In a comment in the previous post, reader Cbass links to a Business Week article that helps flesh out what’s happening to U.S. homebuilders’ mortgage units.

But when it appeared that the Mottos might not qualify financially for the loan, things took a troubling turn. Beazer, according to the couple, inflated the pair’s earnings in loan-application documents by incorrectly stating they were collecting rental income from the house they were leaving. “I don’t want to misrepresent myself,” Elizabeth said in e-mail correspondence with Beazer’s outside mortgage service, dated July 14, 2006. But in the end, the couple signed the documents, and soon after they closed on the Clarksburg house.

Wow! Sure sounds like fraud. It seems both the builder and the buyer were conspiring to defraud the ultimate buyer of that loan.

… Beazer revealed that the Securities & Exchange Commission had elevated an informal inquiry into its mortgage business to a formal investigation. The company warned that criminal penalties could follow. Earlier this year, Beazer received a subpoena from the Justice Dept. seeking documents related to its home loans, and the company is also under civil investigation by the North Carolina Attorney General’s office.

Beazer is the poster child for such accusations but it goes further.

Now the bust is taking a brutal toll. In January, industry analysts predicted that the 10 biggest builders would have average earnings per share of $3.69 for 2007; the latest forecast is for a loss of $1.18.

Of course the decline went beyond concerns about builders’ lending businesses and potential for related litigation, but it didn’t help.

Sheer overbuilding, a symptom of every housing bubble, is the most obvious explanation for the new ghost towns sprinkled around the country. But increased builder lending helped feed the trend. Statistics are scarce because developers don’t break out their lending revenues, but some analysts track “capture rates,” or the percentage of home sales financed by builders themselves. Pulte Homes, the largest developer by market cap, had a capture rate of 90% last year, up from 64% in 2000, according to Daniel Oppenheim of Banc of America Securities (BAC ). No. 3 Centex had a rate of 80% for the fiscal year that ended in March, up from 61%.

“Ghost towns” is a large exaggeration but certainly builder lending did help fuel the boom.

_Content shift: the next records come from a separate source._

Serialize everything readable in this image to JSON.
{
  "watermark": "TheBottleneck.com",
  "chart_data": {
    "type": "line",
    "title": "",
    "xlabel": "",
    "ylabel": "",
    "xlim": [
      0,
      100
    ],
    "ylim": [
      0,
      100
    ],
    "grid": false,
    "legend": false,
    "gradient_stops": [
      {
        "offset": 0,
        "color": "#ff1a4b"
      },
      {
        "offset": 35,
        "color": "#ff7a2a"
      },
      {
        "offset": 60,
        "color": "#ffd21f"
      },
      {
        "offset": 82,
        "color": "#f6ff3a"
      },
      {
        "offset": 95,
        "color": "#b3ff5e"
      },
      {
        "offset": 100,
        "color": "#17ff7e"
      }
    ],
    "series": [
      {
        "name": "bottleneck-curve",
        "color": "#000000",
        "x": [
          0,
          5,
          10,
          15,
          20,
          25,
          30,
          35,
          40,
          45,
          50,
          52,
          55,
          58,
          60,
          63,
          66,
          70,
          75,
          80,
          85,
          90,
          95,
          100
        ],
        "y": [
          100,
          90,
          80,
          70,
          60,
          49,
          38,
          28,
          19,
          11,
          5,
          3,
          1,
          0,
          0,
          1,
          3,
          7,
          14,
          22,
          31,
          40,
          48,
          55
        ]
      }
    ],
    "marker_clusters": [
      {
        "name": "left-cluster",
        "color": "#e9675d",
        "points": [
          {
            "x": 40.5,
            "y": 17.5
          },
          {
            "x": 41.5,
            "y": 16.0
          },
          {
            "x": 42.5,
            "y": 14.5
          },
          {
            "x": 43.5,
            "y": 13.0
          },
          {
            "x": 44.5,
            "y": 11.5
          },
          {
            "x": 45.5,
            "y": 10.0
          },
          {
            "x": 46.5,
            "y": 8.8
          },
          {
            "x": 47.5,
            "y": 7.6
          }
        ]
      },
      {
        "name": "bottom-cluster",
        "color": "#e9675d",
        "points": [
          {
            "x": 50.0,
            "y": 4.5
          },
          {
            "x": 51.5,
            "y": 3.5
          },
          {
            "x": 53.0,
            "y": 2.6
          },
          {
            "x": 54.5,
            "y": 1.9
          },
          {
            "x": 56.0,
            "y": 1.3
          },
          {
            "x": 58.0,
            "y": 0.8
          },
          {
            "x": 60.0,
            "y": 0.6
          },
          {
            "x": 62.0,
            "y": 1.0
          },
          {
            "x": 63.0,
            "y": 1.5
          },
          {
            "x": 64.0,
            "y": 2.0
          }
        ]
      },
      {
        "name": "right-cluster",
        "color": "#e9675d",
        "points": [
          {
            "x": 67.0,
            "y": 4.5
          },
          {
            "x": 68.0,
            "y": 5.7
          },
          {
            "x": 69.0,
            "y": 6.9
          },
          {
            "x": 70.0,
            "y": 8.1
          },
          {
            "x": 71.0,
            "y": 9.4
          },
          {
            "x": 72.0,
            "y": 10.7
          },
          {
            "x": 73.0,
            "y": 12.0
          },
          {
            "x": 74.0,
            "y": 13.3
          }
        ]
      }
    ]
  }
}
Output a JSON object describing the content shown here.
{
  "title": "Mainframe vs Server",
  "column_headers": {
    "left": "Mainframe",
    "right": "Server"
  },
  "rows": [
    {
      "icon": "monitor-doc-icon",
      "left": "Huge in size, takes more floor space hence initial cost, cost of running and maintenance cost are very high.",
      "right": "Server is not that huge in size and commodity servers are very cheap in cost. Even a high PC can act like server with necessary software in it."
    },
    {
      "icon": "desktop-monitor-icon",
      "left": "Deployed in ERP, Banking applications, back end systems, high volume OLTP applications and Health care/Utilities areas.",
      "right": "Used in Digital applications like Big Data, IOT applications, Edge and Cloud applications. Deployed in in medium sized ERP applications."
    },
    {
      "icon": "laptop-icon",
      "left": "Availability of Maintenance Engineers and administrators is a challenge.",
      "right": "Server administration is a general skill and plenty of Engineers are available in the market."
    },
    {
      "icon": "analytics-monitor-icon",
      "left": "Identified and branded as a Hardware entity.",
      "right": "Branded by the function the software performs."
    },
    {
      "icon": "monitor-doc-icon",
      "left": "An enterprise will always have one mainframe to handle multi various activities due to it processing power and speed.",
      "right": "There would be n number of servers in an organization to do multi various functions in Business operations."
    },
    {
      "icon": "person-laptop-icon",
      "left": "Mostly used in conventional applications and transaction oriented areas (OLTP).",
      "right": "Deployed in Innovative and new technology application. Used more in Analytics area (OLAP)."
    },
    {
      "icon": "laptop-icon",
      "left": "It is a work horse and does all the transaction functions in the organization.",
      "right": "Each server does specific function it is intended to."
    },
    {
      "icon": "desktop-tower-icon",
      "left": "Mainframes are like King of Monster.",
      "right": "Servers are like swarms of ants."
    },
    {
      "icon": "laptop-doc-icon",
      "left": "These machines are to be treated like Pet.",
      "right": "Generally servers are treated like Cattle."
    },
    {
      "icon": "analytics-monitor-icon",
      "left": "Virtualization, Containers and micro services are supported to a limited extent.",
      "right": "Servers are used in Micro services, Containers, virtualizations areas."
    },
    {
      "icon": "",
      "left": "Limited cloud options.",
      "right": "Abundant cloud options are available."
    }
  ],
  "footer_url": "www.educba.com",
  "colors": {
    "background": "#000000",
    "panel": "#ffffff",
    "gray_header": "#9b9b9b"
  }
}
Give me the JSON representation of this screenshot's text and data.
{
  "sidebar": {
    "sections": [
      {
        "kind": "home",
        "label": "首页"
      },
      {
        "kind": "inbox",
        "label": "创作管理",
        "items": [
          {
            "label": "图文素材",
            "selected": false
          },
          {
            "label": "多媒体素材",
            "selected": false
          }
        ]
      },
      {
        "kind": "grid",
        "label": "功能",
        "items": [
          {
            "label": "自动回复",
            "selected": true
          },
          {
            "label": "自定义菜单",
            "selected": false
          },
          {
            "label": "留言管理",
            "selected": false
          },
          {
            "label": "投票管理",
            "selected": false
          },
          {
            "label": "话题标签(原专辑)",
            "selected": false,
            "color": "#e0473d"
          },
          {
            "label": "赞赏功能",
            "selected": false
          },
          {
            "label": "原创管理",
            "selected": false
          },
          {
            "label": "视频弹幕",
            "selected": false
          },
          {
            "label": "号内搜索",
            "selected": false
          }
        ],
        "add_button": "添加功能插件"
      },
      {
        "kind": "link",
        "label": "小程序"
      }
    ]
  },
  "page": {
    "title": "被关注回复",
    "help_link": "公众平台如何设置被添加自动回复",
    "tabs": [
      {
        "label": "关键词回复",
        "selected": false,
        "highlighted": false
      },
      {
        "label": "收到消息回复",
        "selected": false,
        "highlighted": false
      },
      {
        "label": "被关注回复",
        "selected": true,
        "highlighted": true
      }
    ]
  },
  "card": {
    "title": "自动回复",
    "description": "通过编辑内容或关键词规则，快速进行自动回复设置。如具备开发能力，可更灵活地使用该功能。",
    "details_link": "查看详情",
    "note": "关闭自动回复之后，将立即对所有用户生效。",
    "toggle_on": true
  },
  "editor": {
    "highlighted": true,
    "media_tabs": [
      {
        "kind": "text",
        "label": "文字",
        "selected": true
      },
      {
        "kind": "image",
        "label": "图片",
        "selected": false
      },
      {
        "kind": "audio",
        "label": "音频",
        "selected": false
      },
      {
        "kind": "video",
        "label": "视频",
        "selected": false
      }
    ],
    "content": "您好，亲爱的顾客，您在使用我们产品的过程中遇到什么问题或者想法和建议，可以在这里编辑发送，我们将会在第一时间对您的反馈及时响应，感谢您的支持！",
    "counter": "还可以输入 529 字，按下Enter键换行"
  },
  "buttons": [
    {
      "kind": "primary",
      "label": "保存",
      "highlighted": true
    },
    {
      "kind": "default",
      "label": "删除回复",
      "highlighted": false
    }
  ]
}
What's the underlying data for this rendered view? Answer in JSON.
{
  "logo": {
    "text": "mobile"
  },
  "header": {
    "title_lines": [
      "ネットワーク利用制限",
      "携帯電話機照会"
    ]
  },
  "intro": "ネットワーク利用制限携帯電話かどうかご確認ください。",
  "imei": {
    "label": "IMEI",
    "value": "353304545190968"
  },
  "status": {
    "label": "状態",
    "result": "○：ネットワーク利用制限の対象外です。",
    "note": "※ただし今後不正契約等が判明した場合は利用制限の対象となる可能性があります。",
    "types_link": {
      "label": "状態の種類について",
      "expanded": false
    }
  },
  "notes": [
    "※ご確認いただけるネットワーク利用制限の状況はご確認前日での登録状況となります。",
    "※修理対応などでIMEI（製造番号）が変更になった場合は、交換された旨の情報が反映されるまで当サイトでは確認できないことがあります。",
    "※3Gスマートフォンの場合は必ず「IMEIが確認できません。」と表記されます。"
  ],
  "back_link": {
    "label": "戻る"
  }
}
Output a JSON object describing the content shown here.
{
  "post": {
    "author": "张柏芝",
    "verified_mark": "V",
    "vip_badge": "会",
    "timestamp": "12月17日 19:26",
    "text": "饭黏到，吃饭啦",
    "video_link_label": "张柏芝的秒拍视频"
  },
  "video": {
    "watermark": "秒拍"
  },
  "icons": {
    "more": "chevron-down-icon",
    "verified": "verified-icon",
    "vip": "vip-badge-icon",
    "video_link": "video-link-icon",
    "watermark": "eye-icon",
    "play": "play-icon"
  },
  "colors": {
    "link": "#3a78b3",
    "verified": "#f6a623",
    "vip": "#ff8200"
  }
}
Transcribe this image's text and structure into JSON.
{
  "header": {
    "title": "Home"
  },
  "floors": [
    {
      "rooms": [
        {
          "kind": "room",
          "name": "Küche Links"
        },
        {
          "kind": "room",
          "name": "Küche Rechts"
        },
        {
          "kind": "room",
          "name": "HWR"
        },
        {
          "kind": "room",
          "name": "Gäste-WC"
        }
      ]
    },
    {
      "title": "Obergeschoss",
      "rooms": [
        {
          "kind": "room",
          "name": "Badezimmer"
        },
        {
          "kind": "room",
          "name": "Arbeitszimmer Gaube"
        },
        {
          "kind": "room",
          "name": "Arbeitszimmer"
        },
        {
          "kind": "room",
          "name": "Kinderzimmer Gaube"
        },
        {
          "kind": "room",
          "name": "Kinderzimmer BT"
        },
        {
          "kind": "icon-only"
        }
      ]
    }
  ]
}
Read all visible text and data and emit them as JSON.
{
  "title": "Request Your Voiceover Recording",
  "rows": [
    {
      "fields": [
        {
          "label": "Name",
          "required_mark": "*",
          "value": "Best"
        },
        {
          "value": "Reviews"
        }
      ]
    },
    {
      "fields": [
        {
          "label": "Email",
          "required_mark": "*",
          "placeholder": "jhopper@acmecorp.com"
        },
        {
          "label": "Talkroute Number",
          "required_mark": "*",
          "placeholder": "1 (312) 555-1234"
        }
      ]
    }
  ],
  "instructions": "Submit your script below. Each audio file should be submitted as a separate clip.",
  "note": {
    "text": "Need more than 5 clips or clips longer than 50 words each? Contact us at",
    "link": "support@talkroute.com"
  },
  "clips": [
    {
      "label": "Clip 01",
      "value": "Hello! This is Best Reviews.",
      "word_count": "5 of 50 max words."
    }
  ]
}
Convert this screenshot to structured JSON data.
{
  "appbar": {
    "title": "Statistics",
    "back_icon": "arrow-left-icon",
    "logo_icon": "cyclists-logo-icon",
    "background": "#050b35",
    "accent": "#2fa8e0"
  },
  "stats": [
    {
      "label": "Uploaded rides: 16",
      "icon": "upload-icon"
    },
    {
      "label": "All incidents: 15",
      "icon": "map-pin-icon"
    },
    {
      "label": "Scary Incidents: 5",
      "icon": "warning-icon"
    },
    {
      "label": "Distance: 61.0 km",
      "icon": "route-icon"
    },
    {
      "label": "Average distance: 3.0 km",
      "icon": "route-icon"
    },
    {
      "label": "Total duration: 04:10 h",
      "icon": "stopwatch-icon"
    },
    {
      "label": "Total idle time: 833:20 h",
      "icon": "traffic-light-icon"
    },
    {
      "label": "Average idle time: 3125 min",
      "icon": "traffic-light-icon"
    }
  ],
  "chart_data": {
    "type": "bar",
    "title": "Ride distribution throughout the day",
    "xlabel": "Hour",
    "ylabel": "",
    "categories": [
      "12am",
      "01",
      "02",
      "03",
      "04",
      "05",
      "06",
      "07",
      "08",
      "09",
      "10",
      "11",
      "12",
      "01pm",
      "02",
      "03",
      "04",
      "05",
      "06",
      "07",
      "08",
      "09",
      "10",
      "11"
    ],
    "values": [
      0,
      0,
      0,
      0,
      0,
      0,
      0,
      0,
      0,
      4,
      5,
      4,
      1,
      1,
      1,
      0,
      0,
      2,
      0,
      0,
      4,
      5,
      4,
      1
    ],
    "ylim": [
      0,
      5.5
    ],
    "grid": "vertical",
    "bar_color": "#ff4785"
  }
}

Even some home buyers who are content with their loans claim they’ve been injured by builders’ lending to others. Robert V. Phillips, a lawyer in Rock Hill, S.C., represents residents of a subdivision in Columbia, S.C., who allege in a federal court suit that the value of their homes has fallen as a result of foreclosures stemming from Beazer’s reckless mortgage practices with other customers. The suit, which seeks class-action status, claims that Beazer salespeople encouraged prospective buyers to “falsify information on loan applications.” This made it “inevitable that the subdivisions…would experience a foreclosure rate which significantly exceeds the statewide average,” and that has hurt the value of the plaintiffs’ houses, the suit alleges.

“falsify information on loan applications”

Again we see liar’s loans are part of the story but this time with the help of the builders.

Hmmm, a growing industry, class-action lawsuits against builders. I think the lawsuits from all the mortgage fraud are just beginning.

Beazer has about 15 communities in metro Phoenix that are currently selling homes.

ADDED: The chart below from Credit Suisse shows how Arizona builders were the leaders in no/low doc “liar’s” loans.

Arizona builder no/low doc loans

If that 71% number is in the right ballpark, these Arizona home builders have been incredibly irresponsible. Either they were steering many people into low/no doc loans because the lender makes more money, or they were steering people into low/no doc loans because many buyers simply wouldn’t qualify for a home loan otherwise. 71% is way too high. It’s suspiciously high.